According to the state’s official website, California is currently in the midst of one of the most severe droughts it has ever faced. This led officials to declare a state of emergency and issue a number of rules and regulations for water usage. Oftentimes, these stipulations focused on water consumption by state residents and agricultural organizations. However, the spotlight has recently shifted to increasingly focus on data centers.
Data center water consumption
Earlier this year, The Wall Street Journal reported on water usage in the data center industry, noting that even a mid-size facility consumes as much as 130 million gallons of water annually. This is the same amount of water that would be used for three hospital buildings, or two 18-hole golf courses on a yearly basis.
However, Keith Klesner, Ryan Orr and Matt Stansberry of the Uptime Institute wrote for TechTarget that The Wall Street Journal’s statistics may not be as telling as they seem.
“According to the Uptime Institute’s survey data, an average data center deployment is about 1 MW, and would consume approximately 7 to 8 million of gallons of water annually,” Klesner, Orr and Stansberry noted. “That’s still … five holes of golf, or a little less than a third of a hospital.”
As these authors point out, while some estimates make the issue seem worse that it actually is, this does not mean the data center industry is not in need of more efficient solutions for its water consumption.
Reducing heat with water
Although water is utilized for other purposes within data centers, the main source of consumption is for heat reduction. Many of today’s facilities utilize chiller systems to eliminate the considerable heat created by servers and other computing equipment. Most of these systems rely on cooled water that runs through a coil, conditioning the air before it is sent to the server rooms. The water is continually circulated through the system for cooling.
Fortune pointed out that nowadays, a number of facilities are using gray or recycled water for cooling. So where, exactly, is water potentially being wasted?
According to Klesner, Orr and Stansberry, the cooling tower that is part of the water-cooled chiller system is the “main culprit for water consumption.” This is because this large unit can lose 1-2 percent of the millions of gallons utilized for cooling yearly through evaporation and drift. Water being cooled in this apparatus can be blown away in a fine mist by the internal fan. And while 2 percent may not seem like a lot, this can quickly add up.
“That comes out to about 6.7 million gallons of water consumed annually,” Klesner, Orr and Stansberry wrote. “An additional 1.3 million gallons of water per year are lost in blowdown, or the replacement cycle. As the condenser water is repeatedly evaporated and exposed to the atmosphere, it picks up minerals, dust and other contaminants. That water must be treated, and/or dumped out at regular intervals. In total, a 1 MW data center using traditional cooling methods uses about 8 million gallons of water per year.”
Why California’s data center industry poses a problem

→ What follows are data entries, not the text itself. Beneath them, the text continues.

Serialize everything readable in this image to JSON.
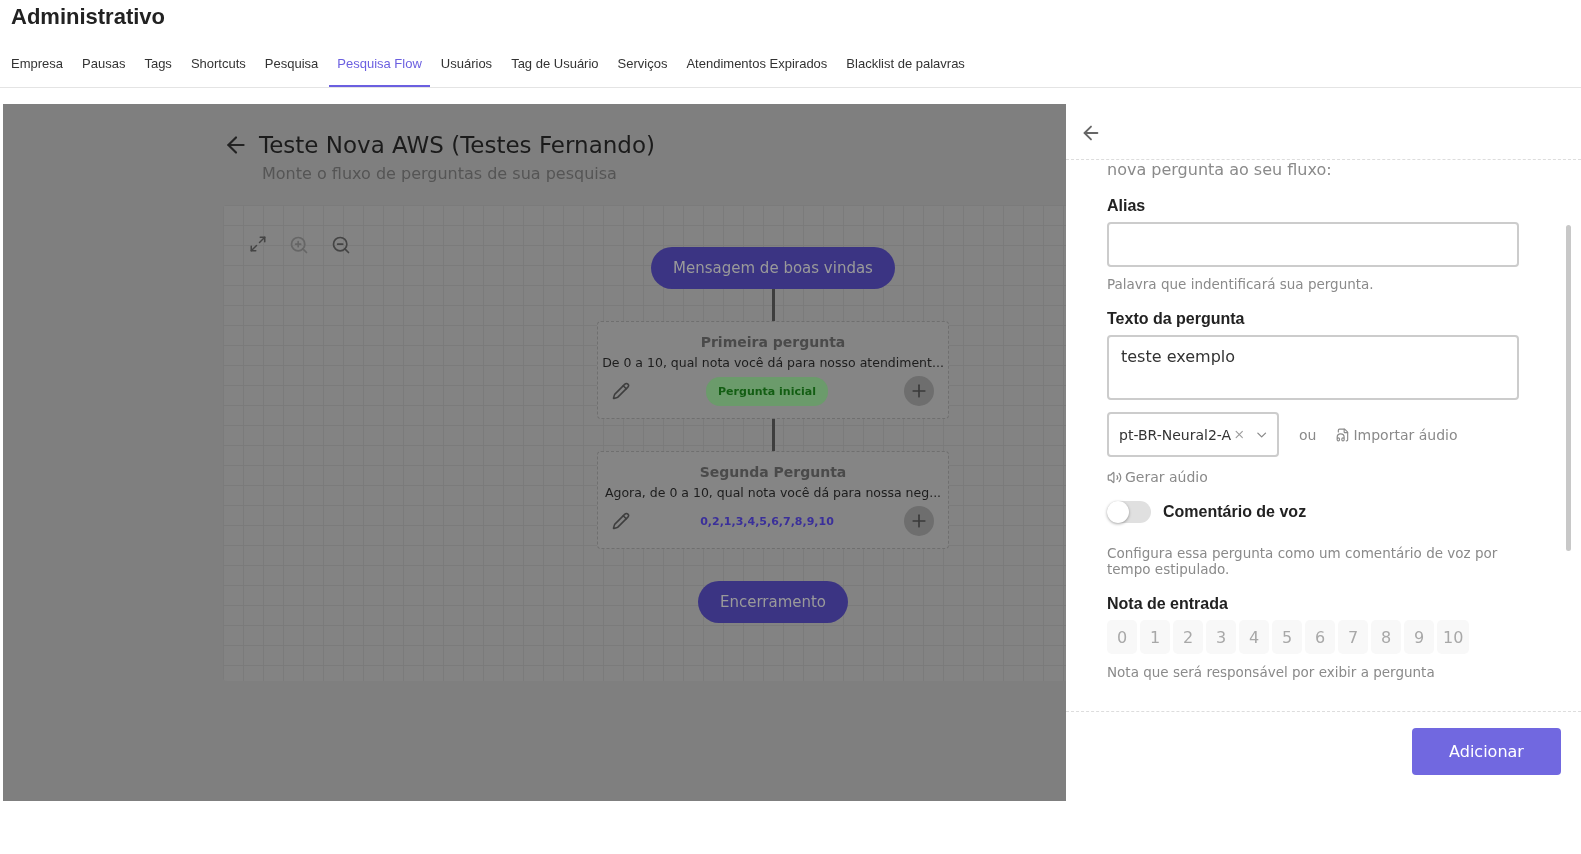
{
  "header": {
    "title": "Administrativo"
  },
  "tabs": [
    {
      "label": "Empresa",
      "selected": false
    },
    {
      "label": "Pausas",
      "selected": false
    },
    {
      "label": "Tags",
      "selected": false
    },
    {
      "label": "Shortcuts",
      "selected": false
    },
    {
      "label": "Pesquisa",
      "selected": false
    },
    {
      "label": "Pesquisa Flow",
      "selected": true
    },
    {
      "label": "Usuários",
      "selected": false
    },
    {
      "label": "Tag de Usuário",
      "selected": false
    },
    {
      "label": "Serviços",
      "selected": false
    },
    {
      "label": "Atendimentos Expirados",
      "selected": false
    },
    {
      "label": "Blacklist de palavras",
      "selected": false
    }
  ],
  "flow": {
    "title": "Teste Nova AWS (Testes Fernando)",
    "subtitle": "Monte o fluxo de perguntas de sua pesquisa",
    "start_node": "Mensagem de boas vindas",
    "questions": [
      {
        "title": "Primeira pergunta",
        "text": "De 0 a 10, qual nota você dá para nosso atendiment...",
        "kind": "initial",
        "badge": "Pergunta inicial"
      },
      {
        "title": "Segunda Pergunta",
        "text": "Agora, de 0 a 10, qual nota você dá para nossa neg...",
        "kind": "notes",
        "badge": "0,2,1,3,4,5,6,7,8,9,10"
      }
    ],
    "end_node": "Encerramento"
  },
  "drawer": {
    "intro": "nova pergunta ao seu fluxo:",
    "alias": {
      "label": "Alias",
      "hint": "Palavra que indentificará sua pergunta."
    },
    "question_text": {
      "label": "Texto da pergunta",
      "value": "teste exemplo"
    },
    "voice": {
      "value": "pt-BR-Neural2-A",
      "or": "ou",
      "import": "Importar áudio",
      "generate": "Gerar aúdio"
    },
    "voice_comment": {
      "label": "Comentário de voz",
      "on": false,
      "hint": "Configura essa pergunta como um comentário de voz por tempo estipulado."
    },
    "entry_note": {
      "label": "Nota de entrada",
      "hint": "Nota que será responsável por exibir a pergunta",
      "options": [
        {
          "label": "0",
          "selected": false
        },
        {
          "label": "1",
          "selected": false
        },
        {
          "label": "2",
          "selected": false
        },
        {
          "label": "3",
          "selected": false
        },
        {
          "label": "4",
          "selected": false
        },
        {
          "label": "5",
          "selected": false
        },
        {
          "label": "6",
          "selected": false
        },
        {
          "label": "7",
          "selected": false
        },
        {
          "label": "8",
          "selected": false
        },
        {
          "label": "9",
          "selected": false
        },
        {
          "label": "10",
          "selected": false
        }
      ]
    },
    "submit": "Adicionar"
  }
}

While this may not be as big of an issue in other parts of the country where water is less of a scarce resource, California, in particular, poses a considerable problem. Not only is the area in a state of emergency due to the drought, it also has a significant number of data center facilities. According to Fortune, California boasts over 800 data centers, more than any other state in the country. And despite these water consumption issues, the state still offers an attractive location for the tech industry due to its proximity to a number of data center service-dependent markets.
“Tech companies will continue to be torn by the need to put data centers close to end users – the longer the distance, the more the delay or latency in communications,” Fortune contributor Bob Darrow wrote. “That may not matter for some applications, but for split-second stock trades or even for streaming media, that can make a difference.”
Alternative cooling methods
In recent years, there has been a significant push throughout the data center industry for more efficient services. While this has primarily focuses on energy usage in the past, efforts have also extended to include water consumption.
Currently, several operators – especially those with facilities in California – have been examining and deploying alternative cooling methods that help reduce the amount of water consumed. These include chiller-less systems that incorporate the use of evaporative cooling as well as economizers that leverage outdoor air. These types of cooling solutions have been seen much more often, particularly with new construction.
“In Uptime Institute’s experience certifying data centers around the globe, about one-third of new builds use some form of cooling system that does not utilize traditional chilled water and cooling tower combinations,” wrote Klesner, Orr and Stansberry.
California’s drought is having quite the impact on the state’s data center industry. New builds are deploying more efficient cooling systems, and existing facility operators are examining ways to reduce water consumption and replace older cooling strategies. Water usage will become a higher priority for data center service providers, particularly those with a focus on sustainable practices.